Work to be completed:
All lines from the entries below that contain the string "Benutzer" should be copied out.

The input:
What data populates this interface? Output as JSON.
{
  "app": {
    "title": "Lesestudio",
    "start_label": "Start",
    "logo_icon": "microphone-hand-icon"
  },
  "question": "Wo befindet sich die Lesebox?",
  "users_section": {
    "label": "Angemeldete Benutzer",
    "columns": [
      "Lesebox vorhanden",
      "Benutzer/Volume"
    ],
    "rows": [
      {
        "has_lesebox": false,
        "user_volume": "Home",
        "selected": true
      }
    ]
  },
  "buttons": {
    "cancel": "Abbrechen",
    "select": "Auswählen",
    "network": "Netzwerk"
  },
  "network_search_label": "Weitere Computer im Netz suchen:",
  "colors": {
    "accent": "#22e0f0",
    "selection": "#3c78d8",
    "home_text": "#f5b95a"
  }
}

Solved problem:
    "label": "Angemeldete Benutzer",
      "Benutzer/Volume"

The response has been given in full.